**SOURCE RECORDS**
┄┄┄┄┄┄┄┄┄┄┄┄┄┄┄┄┄┄┄┄

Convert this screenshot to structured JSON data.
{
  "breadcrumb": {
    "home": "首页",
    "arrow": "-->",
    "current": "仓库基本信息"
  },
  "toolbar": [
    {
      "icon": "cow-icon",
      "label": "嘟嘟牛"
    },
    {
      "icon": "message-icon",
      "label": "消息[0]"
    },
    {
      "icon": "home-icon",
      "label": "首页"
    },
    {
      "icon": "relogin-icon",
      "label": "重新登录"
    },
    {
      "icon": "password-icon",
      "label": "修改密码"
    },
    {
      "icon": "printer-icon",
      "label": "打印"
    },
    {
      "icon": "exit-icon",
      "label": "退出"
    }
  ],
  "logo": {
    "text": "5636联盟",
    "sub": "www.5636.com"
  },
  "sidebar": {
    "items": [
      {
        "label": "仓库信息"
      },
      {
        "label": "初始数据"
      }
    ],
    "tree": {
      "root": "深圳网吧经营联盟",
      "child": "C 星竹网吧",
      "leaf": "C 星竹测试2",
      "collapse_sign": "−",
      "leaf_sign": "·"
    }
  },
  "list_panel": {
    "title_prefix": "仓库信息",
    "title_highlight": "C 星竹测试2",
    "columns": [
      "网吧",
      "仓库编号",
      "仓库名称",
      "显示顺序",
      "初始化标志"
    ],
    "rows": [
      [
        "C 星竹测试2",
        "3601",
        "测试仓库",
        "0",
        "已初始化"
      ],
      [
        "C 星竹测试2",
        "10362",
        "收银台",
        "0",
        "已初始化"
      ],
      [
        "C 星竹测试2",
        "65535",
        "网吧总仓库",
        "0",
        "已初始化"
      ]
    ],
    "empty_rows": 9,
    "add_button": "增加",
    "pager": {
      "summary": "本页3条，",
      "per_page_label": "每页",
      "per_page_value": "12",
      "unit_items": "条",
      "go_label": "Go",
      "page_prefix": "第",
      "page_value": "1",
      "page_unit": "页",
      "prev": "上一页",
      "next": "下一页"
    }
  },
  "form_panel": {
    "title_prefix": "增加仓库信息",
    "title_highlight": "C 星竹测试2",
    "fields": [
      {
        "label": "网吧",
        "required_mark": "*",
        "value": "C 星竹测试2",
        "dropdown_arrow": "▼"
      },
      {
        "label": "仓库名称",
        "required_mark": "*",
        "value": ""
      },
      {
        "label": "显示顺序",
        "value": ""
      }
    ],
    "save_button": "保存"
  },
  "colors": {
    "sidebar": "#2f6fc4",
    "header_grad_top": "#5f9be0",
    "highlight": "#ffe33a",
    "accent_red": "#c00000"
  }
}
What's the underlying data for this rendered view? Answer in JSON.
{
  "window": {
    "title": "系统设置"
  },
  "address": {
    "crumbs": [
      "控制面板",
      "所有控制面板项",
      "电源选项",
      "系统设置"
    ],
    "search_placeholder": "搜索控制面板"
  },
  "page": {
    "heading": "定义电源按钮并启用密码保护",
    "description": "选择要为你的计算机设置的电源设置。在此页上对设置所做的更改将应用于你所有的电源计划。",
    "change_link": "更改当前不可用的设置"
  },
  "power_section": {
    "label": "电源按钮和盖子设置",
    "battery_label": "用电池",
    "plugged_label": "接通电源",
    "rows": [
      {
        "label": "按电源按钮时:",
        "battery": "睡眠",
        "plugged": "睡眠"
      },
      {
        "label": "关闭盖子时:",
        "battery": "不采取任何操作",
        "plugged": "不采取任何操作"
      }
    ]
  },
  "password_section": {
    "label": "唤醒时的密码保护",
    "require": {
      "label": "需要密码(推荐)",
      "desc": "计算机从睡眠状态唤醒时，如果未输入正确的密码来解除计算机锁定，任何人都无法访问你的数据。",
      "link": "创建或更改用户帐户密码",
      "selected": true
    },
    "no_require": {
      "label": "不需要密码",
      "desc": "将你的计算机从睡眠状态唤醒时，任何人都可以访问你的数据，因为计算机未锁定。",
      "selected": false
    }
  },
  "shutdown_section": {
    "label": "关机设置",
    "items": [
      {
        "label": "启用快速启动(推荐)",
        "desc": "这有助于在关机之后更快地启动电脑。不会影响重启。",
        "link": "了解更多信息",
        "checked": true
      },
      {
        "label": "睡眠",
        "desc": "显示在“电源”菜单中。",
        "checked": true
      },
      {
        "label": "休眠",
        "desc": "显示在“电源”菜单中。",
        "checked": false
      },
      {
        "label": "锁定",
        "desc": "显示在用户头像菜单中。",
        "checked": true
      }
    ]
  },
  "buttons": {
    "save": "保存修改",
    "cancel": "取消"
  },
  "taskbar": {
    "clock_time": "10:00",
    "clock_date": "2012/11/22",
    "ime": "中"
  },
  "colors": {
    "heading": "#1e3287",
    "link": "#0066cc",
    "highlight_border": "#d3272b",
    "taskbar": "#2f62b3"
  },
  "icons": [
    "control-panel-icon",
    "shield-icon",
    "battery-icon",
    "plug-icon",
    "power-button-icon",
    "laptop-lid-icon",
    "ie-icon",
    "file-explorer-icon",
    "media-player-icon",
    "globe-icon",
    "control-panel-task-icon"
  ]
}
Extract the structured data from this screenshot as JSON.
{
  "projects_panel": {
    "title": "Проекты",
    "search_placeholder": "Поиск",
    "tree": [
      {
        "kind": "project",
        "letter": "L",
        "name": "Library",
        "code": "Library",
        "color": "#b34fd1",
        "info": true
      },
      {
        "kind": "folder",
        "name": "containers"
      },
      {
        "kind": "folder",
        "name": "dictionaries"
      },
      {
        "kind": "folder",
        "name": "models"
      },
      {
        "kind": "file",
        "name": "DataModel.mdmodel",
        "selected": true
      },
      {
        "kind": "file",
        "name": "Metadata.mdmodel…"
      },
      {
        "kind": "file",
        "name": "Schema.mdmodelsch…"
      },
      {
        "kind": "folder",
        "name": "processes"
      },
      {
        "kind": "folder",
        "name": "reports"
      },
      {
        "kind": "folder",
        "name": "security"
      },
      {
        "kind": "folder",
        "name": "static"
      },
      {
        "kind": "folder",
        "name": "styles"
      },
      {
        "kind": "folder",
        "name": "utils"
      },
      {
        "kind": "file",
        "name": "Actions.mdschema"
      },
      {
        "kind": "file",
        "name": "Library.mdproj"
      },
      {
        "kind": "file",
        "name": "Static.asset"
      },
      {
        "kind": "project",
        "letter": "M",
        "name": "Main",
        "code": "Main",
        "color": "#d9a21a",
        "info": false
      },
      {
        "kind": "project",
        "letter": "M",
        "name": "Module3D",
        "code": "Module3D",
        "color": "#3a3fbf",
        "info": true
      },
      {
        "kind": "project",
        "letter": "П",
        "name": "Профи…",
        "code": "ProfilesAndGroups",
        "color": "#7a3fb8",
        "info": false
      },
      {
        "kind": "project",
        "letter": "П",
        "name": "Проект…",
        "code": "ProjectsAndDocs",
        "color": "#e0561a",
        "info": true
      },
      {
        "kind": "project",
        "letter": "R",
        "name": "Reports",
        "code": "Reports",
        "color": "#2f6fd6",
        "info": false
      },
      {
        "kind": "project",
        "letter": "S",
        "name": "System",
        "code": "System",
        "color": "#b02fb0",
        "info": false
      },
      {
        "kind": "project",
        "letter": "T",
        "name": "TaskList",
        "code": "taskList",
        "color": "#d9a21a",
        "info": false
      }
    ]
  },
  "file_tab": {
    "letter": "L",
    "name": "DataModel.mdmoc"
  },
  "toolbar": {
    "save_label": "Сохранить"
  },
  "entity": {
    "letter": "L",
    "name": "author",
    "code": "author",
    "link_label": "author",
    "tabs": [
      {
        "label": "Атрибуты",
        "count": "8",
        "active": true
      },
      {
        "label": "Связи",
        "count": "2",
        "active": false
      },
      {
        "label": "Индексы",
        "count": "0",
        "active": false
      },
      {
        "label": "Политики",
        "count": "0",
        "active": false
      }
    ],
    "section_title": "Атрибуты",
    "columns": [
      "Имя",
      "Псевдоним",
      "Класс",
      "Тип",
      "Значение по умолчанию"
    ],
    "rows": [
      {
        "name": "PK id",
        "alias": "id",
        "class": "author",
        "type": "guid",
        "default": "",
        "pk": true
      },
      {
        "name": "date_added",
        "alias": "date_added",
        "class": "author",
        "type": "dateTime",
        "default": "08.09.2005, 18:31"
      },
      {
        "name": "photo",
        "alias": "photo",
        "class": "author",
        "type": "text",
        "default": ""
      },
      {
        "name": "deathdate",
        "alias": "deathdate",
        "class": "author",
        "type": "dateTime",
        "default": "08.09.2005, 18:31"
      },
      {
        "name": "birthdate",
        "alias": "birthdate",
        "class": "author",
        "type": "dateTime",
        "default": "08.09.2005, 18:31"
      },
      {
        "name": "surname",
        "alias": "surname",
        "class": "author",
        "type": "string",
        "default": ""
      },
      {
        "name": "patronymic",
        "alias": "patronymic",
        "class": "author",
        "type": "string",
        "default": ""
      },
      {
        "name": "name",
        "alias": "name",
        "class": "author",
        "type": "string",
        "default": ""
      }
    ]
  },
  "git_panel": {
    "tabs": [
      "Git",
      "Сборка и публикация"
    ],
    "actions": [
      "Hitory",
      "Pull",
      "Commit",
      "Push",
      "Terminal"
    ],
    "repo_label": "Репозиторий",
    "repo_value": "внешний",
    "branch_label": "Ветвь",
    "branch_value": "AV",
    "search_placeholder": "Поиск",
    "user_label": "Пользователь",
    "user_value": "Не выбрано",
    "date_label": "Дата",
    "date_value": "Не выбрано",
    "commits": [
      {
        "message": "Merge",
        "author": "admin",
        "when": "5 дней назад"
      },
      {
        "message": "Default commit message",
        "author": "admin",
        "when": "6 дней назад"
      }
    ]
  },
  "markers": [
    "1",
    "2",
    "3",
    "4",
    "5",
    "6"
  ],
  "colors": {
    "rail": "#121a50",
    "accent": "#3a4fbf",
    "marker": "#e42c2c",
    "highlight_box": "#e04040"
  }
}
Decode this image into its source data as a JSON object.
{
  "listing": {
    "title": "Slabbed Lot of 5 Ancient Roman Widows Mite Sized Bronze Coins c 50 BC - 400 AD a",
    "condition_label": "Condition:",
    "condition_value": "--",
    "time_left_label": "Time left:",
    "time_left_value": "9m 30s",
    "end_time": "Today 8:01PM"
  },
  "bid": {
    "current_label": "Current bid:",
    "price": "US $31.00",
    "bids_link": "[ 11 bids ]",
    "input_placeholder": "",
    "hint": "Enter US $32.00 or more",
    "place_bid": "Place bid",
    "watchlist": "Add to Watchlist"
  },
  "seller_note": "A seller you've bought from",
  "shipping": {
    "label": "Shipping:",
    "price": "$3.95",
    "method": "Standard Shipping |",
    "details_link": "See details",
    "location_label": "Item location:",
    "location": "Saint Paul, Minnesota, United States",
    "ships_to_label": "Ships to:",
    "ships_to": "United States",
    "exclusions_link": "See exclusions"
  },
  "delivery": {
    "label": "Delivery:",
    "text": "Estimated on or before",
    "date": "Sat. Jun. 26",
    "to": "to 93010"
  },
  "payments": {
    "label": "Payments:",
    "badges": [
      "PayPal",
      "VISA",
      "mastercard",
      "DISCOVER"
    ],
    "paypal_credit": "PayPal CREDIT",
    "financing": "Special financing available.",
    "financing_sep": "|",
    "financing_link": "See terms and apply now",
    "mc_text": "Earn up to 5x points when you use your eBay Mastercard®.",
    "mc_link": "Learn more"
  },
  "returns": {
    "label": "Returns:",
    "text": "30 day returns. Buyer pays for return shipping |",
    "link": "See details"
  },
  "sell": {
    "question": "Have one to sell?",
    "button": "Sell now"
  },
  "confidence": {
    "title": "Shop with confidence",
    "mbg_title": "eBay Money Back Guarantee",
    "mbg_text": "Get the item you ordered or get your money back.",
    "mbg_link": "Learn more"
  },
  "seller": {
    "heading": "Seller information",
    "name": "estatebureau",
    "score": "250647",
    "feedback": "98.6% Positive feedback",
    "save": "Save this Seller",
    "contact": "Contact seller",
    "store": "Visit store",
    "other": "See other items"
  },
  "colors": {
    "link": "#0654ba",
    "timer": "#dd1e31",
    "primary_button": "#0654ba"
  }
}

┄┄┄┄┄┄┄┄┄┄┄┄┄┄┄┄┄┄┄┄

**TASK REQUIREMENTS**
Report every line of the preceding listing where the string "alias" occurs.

**EXERCISE OUTPUT**
        "alias": "id",
        "alias": "date_added",
        "alias": "photo",
        "alias": "deathdate",
        "alias": "birthdate",
        "alias": "surname",
        "alias": "patronymic",
        "alias": "name",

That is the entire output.